For the customer, the probability of successfully completing all steps of this process is not 90 percent; instead, it’s .9 x .9 x .9 x .9 x .9, or 59 percent. That’s a big difference and it’s a contributing cause of the dissatisfaction you see on customer sentiment sites.

A Strong Foundation

In my experience, the complaints voiced at these sites are about processes gone bad and not transactions. So here’s the interesting point: If your approach is transaction-oriented rather than a true process, your cobbled-together process most likely lacks the things that real processes offer — namely, the ability to bail out and deal with a higher authority, frequently a human being.

CRM was born in transactions, but it is moving inexorably toward process — though I find it comical how often vendors avoid using the “process” word for fear of needing to do a lot of development.

This might be the biggest hidden reason for the high interest in analytics and platforms more generally. The idea of transaction-based processes can work for a while as we layer on functionality like workflow, analytics and collaboration — but at some point, the amalgamation of all these systems is not as powerful or as easy to manage as a system built on a foundation that assumes a process orientation.

Analytics identifies customer moments of truth, and workflow addresses the need to opt out of the automated pathway when needed.

So, as I survey the CRM landscape, it strikes me that in a short time we’ll begin merging all of the point-solution technologies we have heard so much about lately — social, mobile, analytics and more — into a more comprehensive and strategic vision. I think it’s time.

Denis Pombriant

Denis Pombriant is the managing principal of the Beagle Research Group, a CRM market research firm and consultancy. Pombriant's research concentrates on evolving product ideas and emerging companies in the sales, marketing and call center disciplines. His research is freely distributed through a blog and website. He is the author of Hello, Ladies! Dispatches from the Social CRM Frontier and can be reached at [email protected]. You can also connect with him on Google+.


  • You are correct in looking at process vs. transaction but the integration of CRM, ERP, shipping, order management, inventory and other systems can also provide subtle and blatant patterns and trends to get inside the problems of abandoned purchases on a site or browsing but not buying and other classic lost customers issues.

    At ElegantJ BI, we find that the best use of business intelligence tools is to create and use objective metrics that will help the business to make more confident decisions about the things they need to change on their site(s) or in their customer interaction in order to attract and retain most customers and improve revenue. The more we know about our clients, the better we can serve them. But there is one more component to this and that is to use sensitivity and impact analysis to look, not only at what the customer wants but also at the price points or other factors that will affect our success when we make a change. A customer may really want a blue shirt in a particular style but we need to understand how a subtle change in price or display location in the store or on a site may affect a sale. Creating or changing a process, workflow or site navigation based on this kind of detailed understanding can make a real difference to a business.

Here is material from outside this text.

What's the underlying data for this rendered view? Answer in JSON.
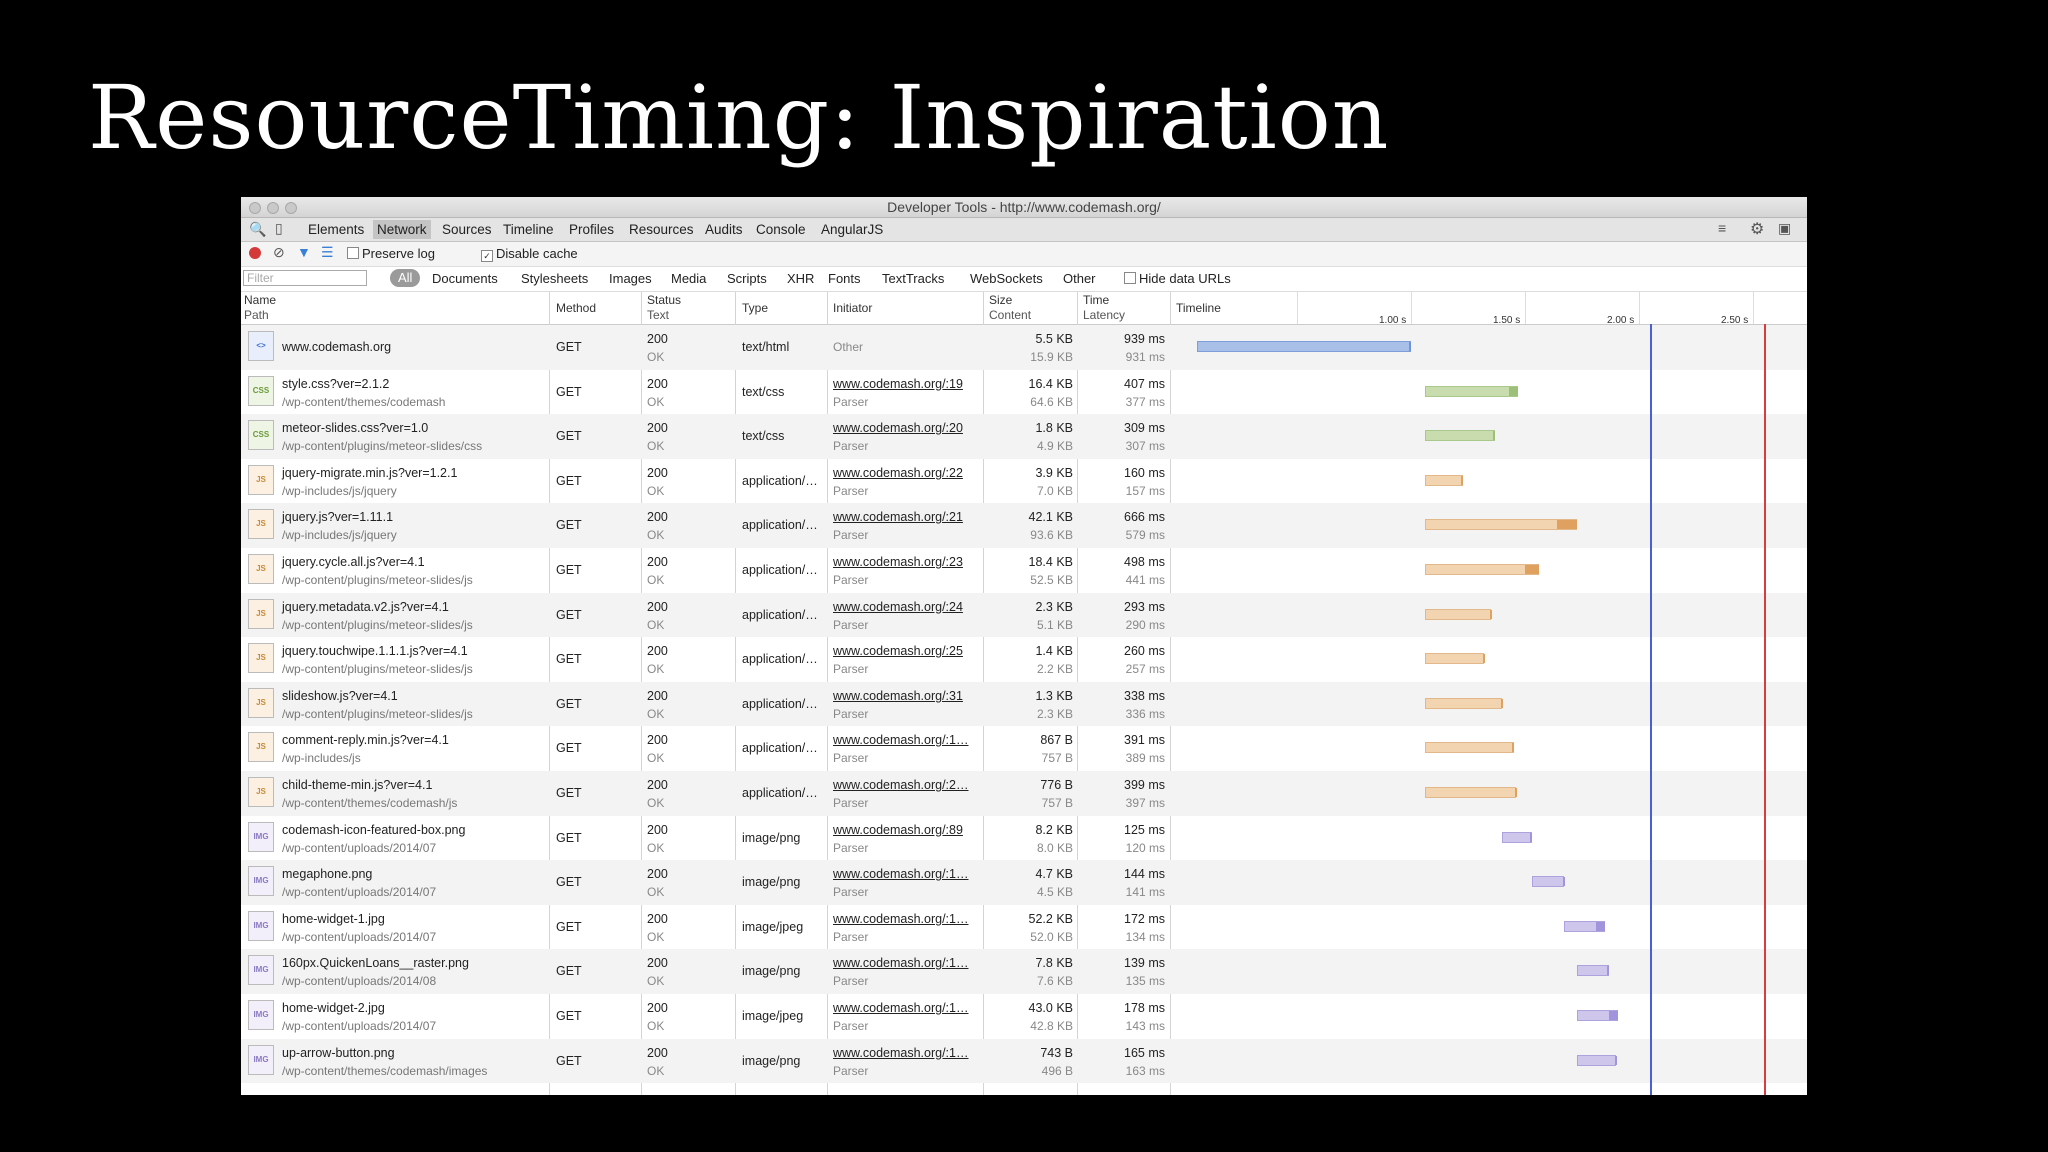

  • An interesting article. I think the lack of realisation around what is process and what is transaction is firmly rooted in a lack of appreciation of solid marketing and sales analytics.

    Closed loop reporting and CRM integration with online systems, such as marketing automation, is wholly designed around process insight and performance enhancement, making it highly affordable to report on and automate the steps taken by a prospect in their sales journey.

    Matt Ranger

    Maximizer CRM

Leave a Comment

Please sign in to post or reply to a comment. New users create a free account.

Related Stories

CRM Buyer Channels